Right at home: Whether for work, relaxation or reflection, what’s your favorite spot on campus?

I love walking down by the river. It’s a 20-minute loop—down Lawe Street, along the river, up Olde Oneida, and past the tennis courts back to my office. Walking the “river loop” helps me stretch out physically and mentally by attending to sounds and sights beyond the frame of my computer monitor. Winter walks promise visitors from the north—buffleheads, golden-eyes, and diving mergansers, and the Lawe Street bridge-dwelling cliff swallows and white pelicans are welcome harbingers of summer during late spring.

One book, one recording, one film: Name one of each that speaks to your soul? Or you would recommend to a friend? Or both?

Book: Ed Yong’s Immense World: How Animal Senses Reveal the Hidden Realms Around Us, because he eloquently reveals our limited experience of the world and challenged me to imagine the world through eyes, ears, lateral lines, electro-sensors, etc. of other creatures. I used this book in my Animal Behavior course, and the students loved it, too.

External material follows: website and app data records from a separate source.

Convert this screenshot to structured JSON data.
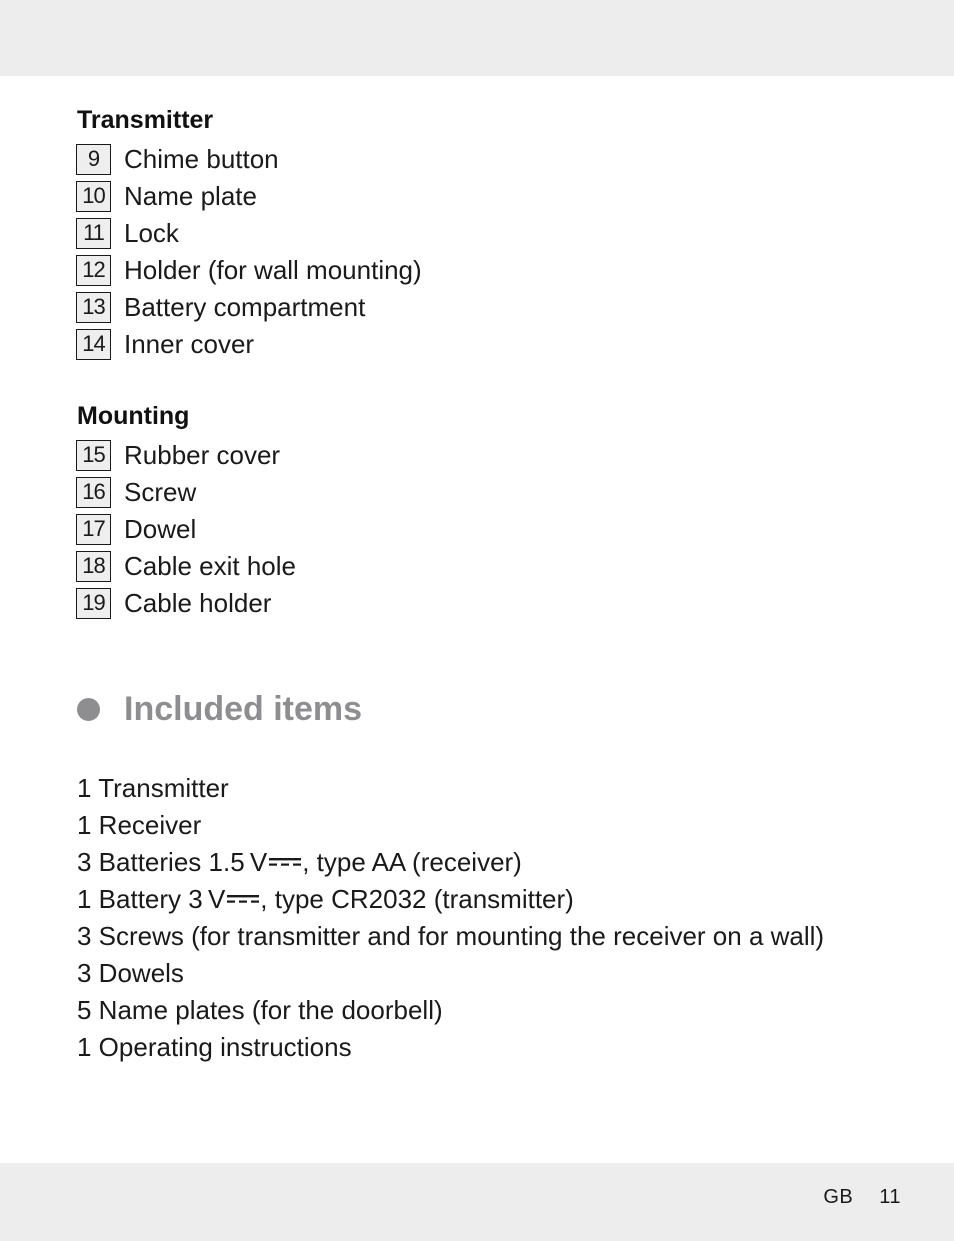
{
  "transmitter": {
    "heading": "Transmitter",
    "items": [
      {
        "num": "9",
        "label": "Chime button"
      },
      {
        "num": "10",
        "label": "Name plate"
      },
      {
        "num": "11",
        "label": "Lock"
      },
      {
        "num": "12",
        "label": "Holder (for wall mounting)"
      },
      {
        "num": "13",
        "label": "Battery compartment"
      },
      {
        "num": "14",
        "label": "Inner cover"
      }
    ]
  },
  "mounting": {
    "heading": "Mounting",
    "items": [
      {
        "num": "15",
        "label": "Rubber cover"
      },
      {
        "num": "16",
        "label": "Screw"
      },
      {
        "num": "17",
        "label": "Dowel"
      },
      {
        "num": "18",
        "label": "Cable exit hole"
      },
      {
        "num": "19",
        "label": "Cable holder"
      }
    ]
  },
  "included": {
    "title": "Included items",
    "bullet_color": "#8e8e90",
    "items": [
      {
        "text": "1 Transmitter"
      },
      {
        "text": "1 Receiver"
      },
      {
        "pre": "3 Batteries 1.5 V",
        "icon": "dc-voltage-icon",
        "post": ", type AA (receiver)"
      },
      {
        "pre": "1 Battery 3 V",
        "icon": "dc-voltage-icon",
        "post": ", type CR2032 (transmitter)"
      },
      {
        "text": "3 Screws (for transmitter and for mounting the receiver on a wall)"
      },
      {
        "text": "3 Dowels"
      },
      {
        "text": "5 Name plates (for the doorbell)"
      },
      {
        "text": "1 Operating instructions"
      }
    ]
  },
  "footer": {
    "language": "GB",
    "page_number": "11"
  }
}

Recording: Patty Griffin’s song, Heavenly Day. Sometimes I’ll listen to this multiple times in a row. It reminds me to be grateful for today and for everything and everyone in it.

Film: I loved the documentary, My Octopus Teacher. It demonstrates the intimate connection that can be formed with another species, especially a wild animal. Some of my most precious life experiences are being noticed by a wild animal. Once, a palm civet ran down a tree and sat in front of me, head cocked to the side, to inspect my headlamp—what a thrill to be the object of its curiosity.

See more faculty profiles in the On Main Hall Green With ... series here.